[Exercise]: Where does the string "your" appear? Copy every line of the entries below that holds it.

Page and application data records:
- Opening Delimiter -
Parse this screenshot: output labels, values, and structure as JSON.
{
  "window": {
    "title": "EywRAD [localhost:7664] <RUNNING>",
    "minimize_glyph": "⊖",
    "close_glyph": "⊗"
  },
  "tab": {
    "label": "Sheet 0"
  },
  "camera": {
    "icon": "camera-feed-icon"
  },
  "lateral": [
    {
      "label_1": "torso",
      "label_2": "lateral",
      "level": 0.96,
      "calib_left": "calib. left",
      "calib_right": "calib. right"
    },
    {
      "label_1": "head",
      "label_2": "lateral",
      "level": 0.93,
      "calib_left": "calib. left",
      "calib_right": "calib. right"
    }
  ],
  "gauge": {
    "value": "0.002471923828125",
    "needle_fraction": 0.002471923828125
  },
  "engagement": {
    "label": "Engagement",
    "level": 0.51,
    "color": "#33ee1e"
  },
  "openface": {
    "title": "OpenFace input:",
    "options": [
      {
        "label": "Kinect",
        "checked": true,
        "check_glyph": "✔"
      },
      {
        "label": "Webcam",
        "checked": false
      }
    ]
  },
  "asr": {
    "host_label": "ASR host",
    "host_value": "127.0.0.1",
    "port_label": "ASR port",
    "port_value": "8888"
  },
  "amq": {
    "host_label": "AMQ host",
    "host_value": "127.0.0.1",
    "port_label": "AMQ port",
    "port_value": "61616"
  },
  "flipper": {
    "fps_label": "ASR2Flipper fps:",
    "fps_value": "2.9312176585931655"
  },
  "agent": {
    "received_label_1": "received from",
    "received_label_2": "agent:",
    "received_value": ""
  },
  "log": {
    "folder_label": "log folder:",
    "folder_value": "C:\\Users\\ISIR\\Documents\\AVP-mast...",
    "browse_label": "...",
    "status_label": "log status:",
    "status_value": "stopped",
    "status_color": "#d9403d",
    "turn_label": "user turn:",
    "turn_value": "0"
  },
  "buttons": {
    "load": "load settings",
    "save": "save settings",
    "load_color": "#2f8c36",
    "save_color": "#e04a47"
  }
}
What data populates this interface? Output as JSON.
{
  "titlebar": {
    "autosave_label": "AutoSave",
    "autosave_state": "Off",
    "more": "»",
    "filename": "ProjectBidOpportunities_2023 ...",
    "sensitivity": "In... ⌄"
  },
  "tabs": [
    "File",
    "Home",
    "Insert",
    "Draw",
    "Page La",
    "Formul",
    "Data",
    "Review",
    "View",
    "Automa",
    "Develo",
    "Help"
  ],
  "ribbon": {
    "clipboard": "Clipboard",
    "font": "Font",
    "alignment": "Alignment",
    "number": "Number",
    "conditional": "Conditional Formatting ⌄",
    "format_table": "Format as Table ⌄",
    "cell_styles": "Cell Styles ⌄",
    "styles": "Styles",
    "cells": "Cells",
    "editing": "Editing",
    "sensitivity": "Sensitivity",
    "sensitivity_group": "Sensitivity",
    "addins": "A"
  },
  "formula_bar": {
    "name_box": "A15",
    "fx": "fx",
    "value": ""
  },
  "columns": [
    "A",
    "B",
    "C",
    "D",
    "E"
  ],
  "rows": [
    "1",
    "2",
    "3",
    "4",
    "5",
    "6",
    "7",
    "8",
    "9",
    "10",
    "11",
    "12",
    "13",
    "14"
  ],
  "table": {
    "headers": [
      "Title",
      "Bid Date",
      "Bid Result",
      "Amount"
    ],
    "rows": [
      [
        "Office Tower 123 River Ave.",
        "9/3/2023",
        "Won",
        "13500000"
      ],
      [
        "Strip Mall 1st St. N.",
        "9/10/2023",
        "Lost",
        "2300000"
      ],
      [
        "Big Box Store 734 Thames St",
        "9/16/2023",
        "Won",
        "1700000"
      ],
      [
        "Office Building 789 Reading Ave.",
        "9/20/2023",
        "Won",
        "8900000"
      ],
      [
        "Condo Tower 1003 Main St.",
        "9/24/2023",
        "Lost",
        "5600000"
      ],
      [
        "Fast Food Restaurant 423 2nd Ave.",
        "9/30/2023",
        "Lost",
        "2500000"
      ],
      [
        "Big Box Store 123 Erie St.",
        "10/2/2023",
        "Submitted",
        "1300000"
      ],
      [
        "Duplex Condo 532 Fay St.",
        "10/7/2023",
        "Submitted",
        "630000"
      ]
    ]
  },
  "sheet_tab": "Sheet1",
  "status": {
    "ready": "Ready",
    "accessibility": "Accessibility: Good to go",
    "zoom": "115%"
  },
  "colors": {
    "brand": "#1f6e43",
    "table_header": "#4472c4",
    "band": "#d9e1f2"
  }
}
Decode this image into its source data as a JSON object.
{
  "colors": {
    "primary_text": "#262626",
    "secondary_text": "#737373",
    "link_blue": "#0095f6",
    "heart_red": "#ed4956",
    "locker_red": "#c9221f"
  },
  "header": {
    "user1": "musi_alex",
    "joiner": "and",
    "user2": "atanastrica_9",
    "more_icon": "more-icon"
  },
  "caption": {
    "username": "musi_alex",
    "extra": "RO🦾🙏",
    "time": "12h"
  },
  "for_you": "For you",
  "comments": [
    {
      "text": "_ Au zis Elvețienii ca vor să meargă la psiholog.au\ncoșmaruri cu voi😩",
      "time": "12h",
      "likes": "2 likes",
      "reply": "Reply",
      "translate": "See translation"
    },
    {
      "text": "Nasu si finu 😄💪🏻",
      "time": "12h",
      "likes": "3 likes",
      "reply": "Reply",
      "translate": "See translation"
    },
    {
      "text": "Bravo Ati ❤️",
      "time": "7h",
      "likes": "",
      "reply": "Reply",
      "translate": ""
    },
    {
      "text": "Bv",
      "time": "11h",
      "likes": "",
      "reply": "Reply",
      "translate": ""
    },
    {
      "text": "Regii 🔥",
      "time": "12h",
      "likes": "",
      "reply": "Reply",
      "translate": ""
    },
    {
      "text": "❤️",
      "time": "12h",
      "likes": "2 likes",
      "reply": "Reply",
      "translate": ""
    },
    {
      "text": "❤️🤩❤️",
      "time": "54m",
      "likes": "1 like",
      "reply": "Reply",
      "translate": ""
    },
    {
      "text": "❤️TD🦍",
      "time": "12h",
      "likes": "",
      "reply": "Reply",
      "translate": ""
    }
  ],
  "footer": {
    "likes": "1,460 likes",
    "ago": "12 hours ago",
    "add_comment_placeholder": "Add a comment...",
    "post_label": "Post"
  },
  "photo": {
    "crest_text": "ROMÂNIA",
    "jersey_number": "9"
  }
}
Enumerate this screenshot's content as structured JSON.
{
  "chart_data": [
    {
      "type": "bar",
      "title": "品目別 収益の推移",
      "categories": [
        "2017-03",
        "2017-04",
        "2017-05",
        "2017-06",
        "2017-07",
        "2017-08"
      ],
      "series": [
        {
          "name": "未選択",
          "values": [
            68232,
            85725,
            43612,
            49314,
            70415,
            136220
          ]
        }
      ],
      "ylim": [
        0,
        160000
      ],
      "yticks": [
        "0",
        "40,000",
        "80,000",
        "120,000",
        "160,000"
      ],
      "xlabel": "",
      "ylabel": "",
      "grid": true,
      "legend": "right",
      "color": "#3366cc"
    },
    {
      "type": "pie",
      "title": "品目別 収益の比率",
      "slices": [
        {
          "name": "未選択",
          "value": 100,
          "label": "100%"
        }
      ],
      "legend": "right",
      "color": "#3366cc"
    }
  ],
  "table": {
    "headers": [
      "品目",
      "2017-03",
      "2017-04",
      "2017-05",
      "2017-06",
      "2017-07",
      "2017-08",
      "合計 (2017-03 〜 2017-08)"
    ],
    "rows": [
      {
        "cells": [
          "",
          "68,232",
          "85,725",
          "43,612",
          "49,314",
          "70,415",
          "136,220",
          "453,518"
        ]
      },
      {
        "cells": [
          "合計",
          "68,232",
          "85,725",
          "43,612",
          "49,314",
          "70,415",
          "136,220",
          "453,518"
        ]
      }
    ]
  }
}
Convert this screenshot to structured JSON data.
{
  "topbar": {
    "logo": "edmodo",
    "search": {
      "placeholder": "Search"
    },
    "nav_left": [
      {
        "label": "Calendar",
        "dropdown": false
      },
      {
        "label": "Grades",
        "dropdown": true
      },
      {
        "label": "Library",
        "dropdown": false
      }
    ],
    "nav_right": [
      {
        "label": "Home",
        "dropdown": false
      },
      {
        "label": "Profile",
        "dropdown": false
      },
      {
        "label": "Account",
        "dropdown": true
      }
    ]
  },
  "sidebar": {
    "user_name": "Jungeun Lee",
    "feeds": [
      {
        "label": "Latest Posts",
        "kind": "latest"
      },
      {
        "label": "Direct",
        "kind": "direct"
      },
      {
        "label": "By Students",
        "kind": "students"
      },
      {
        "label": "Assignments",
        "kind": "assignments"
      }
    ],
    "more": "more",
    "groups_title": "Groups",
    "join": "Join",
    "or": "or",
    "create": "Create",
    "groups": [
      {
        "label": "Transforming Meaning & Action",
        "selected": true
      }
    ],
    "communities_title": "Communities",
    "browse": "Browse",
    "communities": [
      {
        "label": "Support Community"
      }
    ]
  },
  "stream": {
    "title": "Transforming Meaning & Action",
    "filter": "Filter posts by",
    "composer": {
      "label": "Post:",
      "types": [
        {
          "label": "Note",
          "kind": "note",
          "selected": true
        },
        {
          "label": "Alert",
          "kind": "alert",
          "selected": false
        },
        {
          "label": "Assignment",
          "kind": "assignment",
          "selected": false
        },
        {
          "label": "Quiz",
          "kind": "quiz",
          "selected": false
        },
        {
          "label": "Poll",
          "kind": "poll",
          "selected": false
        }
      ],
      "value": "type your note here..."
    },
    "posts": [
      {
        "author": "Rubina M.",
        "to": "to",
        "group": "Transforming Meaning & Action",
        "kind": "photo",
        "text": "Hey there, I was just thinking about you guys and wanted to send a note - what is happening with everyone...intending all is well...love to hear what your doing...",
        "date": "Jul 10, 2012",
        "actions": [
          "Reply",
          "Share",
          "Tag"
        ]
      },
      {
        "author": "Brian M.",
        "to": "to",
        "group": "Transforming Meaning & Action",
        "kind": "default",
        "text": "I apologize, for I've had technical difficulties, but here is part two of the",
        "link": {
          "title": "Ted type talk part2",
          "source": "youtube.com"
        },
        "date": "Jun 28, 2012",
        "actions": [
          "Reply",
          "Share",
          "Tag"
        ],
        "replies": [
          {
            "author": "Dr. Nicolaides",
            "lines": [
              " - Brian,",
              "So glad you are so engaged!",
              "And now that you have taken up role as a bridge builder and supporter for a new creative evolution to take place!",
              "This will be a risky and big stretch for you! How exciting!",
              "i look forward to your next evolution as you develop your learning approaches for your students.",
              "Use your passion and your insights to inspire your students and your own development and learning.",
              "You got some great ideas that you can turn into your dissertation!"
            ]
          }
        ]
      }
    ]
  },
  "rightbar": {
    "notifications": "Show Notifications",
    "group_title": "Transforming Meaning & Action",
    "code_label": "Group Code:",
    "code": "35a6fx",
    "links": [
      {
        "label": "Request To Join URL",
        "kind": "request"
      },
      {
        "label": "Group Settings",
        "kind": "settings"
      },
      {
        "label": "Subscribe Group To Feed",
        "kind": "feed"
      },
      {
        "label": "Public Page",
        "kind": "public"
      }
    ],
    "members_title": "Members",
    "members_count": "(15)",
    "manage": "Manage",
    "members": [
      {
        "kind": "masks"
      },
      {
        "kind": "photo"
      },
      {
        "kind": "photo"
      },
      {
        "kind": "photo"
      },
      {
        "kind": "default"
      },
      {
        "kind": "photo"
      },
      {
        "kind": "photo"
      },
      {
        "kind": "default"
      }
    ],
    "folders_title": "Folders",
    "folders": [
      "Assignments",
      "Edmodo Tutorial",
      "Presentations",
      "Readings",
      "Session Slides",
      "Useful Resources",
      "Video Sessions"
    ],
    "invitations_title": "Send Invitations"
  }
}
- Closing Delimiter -
[Answer for the task]:
      "value": "type your note here..."
        "text": "Hey there, I was just thinking about you guys and wanted to send a note - what is happening with everyone...intending all is well...love to hear what your doing...",
              "i look forward to your next evolution as you develop your learning approaches for your students.",
              "Use your passion and your insights to inspire your students and your own development and learning.",
              "You got some great ideas that you can turn into your dissertation!"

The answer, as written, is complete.